WHAT THE TASK ASKS: Check every line of the data below for the word "content", then give only the number of lines that have it.

Web page and app entries

********

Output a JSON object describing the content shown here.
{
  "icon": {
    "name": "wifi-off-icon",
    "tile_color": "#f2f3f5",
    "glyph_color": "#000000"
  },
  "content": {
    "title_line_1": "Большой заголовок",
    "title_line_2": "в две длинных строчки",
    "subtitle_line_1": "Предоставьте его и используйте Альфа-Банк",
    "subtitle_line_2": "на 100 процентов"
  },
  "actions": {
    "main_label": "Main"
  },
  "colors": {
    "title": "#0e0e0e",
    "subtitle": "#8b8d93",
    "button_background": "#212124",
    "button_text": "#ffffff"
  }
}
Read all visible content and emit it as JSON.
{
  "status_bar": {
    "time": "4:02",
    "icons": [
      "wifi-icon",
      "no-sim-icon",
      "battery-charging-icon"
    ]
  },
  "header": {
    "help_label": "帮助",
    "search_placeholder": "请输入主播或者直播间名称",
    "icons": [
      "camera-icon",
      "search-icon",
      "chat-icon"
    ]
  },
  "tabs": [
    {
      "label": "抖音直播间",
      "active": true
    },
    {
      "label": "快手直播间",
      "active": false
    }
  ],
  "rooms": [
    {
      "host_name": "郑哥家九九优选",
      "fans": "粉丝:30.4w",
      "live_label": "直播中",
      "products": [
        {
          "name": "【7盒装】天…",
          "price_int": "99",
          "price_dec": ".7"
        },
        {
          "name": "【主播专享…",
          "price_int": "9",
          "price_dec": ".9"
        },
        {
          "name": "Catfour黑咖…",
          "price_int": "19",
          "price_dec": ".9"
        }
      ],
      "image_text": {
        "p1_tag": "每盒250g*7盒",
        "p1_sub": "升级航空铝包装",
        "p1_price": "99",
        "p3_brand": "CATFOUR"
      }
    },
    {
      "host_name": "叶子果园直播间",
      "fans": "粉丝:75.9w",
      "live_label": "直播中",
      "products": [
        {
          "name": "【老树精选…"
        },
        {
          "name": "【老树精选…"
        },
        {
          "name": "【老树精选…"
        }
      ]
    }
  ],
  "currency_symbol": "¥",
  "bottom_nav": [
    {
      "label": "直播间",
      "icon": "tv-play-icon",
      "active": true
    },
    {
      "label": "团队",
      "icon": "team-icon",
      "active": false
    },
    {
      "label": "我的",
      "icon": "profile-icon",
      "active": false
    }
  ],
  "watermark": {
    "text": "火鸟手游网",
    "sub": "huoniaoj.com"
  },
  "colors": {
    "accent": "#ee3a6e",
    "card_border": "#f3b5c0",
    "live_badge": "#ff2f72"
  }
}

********

THE COMPLETED TASK: 3